SPECIAL FOR MOTHER’S DAY: My Own Story of Depression Coming After Full-Blown Mania
This is dedicated to my mom who loved me and stood beside me when I was horrible to her. I will never be able to thank her enough for how she has been there for me and believed in me. I love you, Mom.
This is my personal story of experiencing severe depression after full blown mania at the age of sixteen.
For two weeks straight every emotion I ever had, came exploding out of my body. I was the full emotional spectrum all at once. And no one ever knew what they were going to get and much of it was aimed at my mom. My family was playing Russian roulette with a ticking time bomb made of their own flesh and blood. After multiple explosions, I finally depleted myself. And it was over. It was as though the lights went out and the mania that I had grown to love, before it got really nasty and ugly, was over.
The transition between mania and depression happened in my sleep during a nine hour car ride home from what was supposed to be a vacation.
I remember being like Satan’s spawn in the beginning of the car ride, wanting to buy a vicious dog so I could have it sick my mom. But by the time we arrived home. I was weak and quiet. Something put out my raging fire and I knew that what came next was not going to be good.
I went to sleep that night and woke up feeling like I was unable to move, but my body still worked good enough. All the emotion I had was gone. I felt nothing. Feeling nothing is the most horrible feeling ever.

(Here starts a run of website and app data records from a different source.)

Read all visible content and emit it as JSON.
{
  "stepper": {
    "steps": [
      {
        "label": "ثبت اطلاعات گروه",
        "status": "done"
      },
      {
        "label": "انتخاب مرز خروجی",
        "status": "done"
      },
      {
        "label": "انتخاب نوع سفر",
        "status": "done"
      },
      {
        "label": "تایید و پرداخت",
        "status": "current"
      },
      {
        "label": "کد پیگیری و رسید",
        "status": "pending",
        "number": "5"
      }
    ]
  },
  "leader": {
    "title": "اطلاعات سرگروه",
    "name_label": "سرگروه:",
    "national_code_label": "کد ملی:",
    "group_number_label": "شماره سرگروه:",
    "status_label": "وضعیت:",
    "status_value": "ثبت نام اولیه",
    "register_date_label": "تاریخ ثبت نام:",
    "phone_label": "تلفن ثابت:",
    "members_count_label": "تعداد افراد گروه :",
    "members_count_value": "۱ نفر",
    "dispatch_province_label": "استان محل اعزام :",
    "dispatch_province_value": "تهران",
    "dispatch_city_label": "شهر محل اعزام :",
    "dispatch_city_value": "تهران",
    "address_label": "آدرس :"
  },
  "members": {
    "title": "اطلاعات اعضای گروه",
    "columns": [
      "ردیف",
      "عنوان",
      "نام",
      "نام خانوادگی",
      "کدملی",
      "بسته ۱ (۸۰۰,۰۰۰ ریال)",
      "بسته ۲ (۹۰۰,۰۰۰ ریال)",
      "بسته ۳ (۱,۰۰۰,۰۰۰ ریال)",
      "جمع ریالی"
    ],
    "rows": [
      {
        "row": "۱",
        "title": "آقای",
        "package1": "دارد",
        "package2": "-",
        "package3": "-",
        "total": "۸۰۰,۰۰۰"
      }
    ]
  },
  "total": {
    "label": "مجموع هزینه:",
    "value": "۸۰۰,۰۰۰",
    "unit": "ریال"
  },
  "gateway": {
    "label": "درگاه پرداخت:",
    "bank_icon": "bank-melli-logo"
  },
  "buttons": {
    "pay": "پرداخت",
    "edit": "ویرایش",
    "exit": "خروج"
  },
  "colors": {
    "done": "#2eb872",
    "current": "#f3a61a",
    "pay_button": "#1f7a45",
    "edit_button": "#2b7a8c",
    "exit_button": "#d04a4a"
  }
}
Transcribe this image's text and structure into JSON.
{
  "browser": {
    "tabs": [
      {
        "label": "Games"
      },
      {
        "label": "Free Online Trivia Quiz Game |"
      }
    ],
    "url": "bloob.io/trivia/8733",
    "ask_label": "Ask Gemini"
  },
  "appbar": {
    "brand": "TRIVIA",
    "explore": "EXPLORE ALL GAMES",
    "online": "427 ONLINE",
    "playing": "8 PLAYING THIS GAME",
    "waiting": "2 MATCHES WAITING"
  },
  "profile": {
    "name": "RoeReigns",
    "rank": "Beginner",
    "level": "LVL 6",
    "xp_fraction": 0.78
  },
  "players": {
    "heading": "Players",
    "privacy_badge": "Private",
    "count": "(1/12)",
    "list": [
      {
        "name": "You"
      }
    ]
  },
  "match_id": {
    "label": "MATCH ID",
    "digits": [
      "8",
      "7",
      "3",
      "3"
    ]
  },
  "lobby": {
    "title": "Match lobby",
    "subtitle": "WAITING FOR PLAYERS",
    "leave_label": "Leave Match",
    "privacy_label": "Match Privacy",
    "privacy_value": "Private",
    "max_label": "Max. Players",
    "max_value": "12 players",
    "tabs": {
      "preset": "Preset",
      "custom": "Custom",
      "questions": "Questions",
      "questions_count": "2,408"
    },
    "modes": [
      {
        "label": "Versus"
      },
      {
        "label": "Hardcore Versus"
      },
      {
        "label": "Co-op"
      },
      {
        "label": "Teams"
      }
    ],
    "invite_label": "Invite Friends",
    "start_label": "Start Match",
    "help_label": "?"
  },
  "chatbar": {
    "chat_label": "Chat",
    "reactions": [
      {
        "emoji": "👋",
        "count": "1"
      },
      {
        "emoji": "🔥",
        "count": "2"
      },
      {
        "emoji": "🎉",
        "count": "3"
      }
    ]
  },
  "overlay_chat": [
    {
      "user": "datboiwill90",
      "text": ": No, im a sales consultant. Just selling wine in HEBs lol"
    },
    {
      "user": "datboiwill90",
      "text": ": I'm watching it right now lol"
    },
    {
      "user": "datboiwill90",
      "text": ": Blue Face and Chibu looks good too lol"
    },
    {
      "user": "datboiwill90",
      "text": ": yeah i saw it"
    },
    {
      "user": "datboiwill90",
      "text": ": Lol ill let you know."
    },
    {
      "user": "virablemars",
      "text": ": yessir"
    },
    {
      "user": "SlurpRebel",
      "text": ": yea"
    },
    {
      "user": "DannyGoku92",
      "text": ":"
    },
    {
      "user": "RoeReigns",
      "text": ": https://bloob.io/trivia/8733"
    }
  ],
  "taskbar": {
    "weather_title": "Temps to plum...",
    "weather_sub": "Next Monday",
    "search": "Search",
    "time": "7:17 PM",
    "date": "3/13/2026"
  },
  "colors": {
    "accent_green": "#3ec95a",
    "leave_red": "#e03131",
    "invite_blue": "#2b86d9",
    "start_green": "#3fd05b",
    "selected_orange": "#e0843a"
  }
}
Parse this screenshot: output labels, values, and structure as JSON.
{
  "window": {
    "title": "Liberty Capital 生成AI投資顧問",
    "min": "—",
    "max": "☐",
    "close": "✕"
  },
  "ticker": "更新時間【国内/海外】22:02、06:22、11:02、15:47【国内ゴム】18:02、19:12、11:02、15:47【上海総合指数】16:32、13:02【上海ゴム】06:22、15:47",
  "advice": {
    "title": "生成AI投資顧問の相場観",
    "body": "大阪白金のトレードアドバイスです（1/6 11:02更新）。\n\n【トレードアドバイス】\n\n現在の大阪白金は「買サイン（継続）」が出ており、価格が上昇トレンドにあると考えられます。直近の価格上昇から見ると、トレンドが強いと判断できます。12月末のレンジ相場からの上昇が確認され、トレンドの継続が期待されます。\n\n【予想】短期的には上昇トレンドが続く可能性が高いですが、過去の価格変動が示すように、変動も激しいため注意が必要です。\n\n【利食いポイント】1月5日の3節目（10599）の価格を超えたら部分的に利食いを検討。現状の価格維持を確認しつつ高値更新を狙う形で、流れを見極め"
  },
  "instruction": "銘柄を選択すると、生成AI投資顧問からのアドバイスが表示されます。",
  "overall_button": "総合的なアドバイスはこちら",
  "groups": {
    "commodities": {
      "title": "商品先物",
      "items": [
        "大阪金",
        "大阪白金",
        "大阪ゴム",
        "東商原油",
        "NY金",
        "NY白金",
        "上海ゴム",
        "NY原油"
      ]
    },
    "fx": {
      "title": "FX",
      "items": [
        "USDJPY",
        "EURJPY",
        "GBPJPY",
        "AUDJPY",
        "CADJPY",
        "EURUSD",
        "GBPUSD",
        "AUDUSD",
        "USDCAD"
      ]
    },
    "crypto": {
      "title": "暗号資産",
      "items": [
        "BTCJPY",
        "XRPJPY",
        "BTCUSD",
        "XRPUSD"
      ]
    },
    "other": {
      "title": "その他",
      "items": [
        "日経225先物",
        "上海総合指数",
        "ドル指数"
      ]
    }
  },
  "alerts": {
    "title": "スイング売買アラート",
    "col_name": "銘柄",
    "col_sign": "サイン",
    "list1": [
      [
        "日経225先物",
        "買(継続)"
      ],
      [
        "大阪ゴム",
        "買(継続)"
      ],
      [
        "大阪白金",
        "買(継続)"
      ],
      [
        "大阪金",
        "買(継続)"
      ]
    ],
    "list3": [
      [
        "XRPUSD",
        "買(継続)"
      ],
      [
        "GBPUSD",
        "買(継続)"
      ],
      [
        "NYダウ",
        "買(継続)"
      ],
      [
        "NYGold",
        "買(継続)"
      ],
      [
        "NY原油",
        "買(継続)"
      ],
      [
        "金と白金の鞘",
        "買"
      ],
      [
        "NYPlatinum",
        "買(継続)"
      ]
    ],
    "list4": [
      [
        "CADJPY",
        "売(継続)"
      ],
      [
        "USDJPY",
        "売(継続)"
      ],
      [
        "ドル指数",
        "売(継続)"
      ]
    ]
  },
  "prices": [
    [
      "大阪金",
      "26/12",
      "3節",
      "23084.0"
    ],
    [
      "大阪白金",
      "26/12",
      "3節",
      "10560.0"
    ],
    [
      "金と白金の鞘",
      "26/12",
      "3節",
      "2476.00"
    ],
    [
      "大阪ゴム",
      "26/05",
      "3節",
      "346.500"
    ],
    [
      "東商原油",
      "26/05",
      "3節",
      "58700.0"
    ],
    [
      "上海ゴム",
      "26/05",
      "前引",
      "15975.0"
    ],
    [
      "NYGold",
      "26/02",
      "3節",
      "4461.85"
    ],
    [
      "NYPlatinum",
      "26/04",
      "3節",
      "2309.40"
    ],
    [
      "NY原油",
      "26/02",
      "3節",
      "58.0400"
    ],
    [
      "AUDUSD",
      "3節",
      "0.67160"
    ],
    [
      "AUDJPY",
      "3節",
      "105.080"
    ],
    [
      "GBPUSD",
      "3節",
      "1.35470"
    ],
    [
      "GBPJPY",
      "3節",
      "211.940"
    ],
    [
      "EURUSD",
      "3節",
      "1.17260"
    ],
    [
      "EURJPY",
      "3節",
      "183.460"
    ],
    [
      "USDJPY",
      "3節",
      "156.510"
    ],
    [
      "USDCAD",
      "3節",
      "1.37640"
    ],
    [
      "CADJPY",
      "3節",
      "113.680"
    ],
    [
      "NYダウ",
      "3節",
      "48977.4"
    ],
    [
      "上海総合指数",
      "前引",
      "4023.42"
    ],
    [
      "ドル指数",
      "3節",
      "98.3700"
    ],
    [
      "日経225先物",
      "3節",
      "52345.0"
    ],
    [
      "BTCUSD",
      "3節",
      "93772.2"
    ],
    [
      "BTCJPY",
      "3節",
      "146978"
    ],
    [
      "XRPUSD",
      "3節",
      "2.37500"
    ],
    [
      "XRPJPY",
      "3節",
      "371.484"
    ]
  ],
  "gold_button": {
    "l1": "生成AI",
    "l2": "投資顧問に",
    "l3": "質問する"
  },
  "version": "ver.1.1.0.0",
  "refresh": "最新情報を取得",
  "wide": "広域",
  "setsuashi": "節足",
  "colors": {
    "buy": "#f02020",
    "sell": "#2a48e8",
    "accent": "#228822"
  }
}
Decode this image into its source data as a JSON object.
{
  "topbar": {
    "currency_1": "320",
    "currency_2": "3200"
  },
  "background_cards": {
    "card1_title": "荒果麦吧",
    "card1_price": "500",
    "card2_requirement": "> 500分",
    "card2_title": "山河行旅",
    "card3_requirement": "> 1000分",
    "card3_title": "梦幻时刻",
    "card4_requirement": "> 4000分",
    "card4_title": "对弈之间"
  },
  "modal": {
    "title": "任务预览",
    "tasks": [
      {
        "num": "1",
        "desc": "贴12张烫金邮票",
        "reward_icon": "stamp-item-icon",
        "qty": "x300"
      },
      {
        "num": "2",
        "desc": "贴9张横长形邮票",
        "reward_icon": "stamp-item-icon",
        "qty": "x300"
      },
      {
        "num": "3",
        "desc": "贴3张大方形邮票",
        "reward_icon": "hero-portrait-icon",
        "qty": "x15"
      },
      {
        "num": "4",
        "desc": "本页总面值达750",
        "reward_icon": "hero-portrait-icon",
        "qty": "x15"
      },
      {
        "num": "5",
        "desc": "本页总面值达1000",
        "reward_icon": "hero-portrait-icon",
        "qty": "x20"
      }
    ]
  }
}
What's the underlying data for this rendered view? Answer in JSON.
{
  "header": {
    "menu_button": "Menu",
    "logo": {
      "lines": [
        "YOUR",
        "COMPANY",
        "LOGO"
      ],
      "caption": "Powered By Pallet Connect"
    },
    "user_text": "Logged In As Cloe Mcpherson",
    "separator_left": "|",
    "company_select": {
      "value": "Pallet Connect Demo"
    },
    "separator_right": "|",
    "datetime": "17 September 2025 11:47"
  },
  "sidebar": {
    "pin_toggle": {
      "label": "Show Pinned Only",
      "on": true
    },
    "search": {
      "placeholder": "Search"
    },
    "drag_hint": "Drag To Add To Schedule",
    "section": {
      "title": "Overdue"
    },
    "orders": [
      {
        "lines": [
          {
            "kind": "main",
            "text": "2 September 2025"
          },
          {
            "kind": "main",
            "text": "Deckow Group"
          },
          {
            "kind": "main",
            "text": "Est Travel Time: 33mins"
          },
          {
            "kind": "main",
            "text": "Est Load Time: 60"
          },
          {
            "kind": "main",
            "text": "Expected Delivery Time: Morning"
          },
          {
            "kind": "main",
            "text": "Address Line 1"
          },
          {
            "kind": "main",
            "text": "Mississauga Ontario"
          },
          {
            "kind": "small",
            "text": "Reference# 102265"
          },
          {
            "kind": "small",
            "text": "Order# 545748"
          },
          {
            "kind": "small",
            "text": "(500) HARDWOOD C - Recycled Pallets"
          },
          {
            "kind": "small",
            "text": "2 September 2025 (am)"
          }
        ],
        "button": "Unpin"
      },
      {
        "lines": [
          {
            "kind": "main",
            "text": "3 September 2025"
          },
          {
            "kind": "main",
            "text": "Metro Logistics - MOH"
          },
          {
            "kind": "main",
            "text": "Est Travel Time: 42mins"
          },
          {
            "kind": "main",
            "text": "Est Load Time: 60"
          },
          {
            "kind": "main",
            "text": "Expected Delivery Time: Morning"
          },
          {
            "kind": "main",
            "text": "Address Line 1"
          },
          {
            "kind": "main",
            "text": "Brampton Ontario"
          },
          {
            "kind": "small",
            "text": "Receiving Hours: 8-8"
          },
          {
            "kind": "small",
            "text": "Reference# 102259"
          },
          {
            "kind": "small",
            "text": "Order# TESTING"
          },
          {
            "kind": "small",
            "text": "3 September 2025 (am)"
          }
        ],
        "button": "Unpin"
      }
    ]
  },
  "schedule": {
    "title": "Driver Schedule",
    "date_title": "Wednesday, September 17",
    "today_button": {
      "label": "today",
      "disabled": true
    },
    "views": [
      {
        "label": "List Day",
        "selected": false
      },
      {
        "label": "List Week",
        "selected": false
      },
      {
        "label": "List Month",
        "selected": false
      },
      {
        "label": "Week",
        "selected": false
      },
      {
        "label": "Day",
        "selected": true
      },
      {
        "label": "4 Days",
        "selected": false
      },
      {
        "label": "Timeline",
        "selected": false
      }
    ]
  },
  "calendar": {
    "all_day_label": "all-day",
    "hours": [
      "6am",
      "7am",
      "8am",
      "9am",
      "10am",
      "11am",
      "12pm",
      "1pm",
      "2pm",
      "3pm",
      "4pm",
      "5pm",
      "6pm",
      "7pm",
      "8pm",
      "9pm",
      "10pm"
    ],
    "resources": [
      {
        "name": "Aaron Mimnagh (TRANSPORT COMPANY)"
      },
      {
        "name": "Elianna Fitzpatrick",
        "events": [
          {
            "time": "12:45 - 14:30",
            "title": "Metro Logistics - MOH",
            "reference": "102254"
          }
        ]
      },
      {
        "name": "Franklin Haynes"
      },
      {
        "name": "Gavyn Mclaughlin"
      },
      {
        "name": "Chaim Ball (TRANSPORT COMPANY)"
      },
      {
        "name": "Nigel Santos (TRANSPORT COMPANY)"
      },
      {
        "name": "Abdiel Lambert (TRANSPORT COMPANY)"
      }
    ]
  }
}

It kept getting worse. I couldn’t think enough words to put a thought together, let alone express myself. It was like my brain was dead. However, I had the awareness of what was happening to me. It was like I was floating over myself, watching myself go through this but unable to do anything about it. If I could have hope, I probably would have hoped for someone to pull the plug or shoot me.
I believe two weeks went by in this state until Zooloft kicked in and my lithium was starting to work, maybe.
As Zooloft began working, I began to feel the fear and pain of depression.
I felt tremendous guilt for how I treated my family, particularly my mom, during my mania. I was horrible to her and wanted to hurt her badly. I feared that they would not love me anymore.
Then more shame and guilt hit me like a brick by blaming myself for grandmother’s death that occurred when I was thirteen because the night she had her final stroke, I resented her and wished she would go away so I could have my bedroom back. And I felt horrible for running away when my mom had cancer (at the same time my grandma died), when she needed me the most. All these feelings of powerlessness flooded me. I was swallowed by shame and guilt as I was coming out of this deep depression that was worse than death. Now that I could think, I couldn’t even think of reasons why I should live.
At that time I had forgotten about all the things that I did during my mania to my friends, teachers and in front of my peers at school that I could be held accountable for. I was lucky, people treated me with curiosity and kindness. I lost some close friends, but my best friend stood by my side (even though during mania I told him he needed to get me pregnant because our child would be the messiah….but that’s for another time and that story is on my websites).
Nonetheless, the medication started to work and I was able to get off the couch little by little. I didn’t admit this to my mom until I was an adult, but what saved me from this depression was her forcing me to go to summer school to take a creative writing class. I loved creative writing, but had no desire to do anything at the time.
I sat in that class with my cheek glued to the desk writing beautiful poetry about the ocean and doodling. When people asked me what’s wrong, I announced to the class, “I am crazy.”. No one knew how to respond to that, so they just gave me my space.
As the days passed, my face became less glued to the desk. I moved onto resting my face on my fists and eventually as my medication lithium fully kicked in I was able to sit up and participate in class.
This is quite embarrassing to admit, especially when I feel comfortable sharing a lot of stuff openly. Of all things, a multi-level marketing opportunity selling long-distance phone service deeply excited me and triggered me into a mild hypomanic state that lifted me completely out of the depression and stabilized me in that state. As the consequence of investing myself for a few years into a get rich scheme (that I will never do again), I began the process of re-building myself by immersing myself in personal growth books (I refused therapy because I hated therapy…even though I am a therapist now) (I’ll share more about these experiences in another blog down the line.)
Too this day, I will do anything I possibly can to prevent a manic episode, even though I can’t even put words to how amazing my full blown manic episode was….the depression was so bad, that the most beautiful experience I have had in life (not the nasty part of mania) is not worth it.
I hope sharing my own story of living with Bipolar Disorder is useful.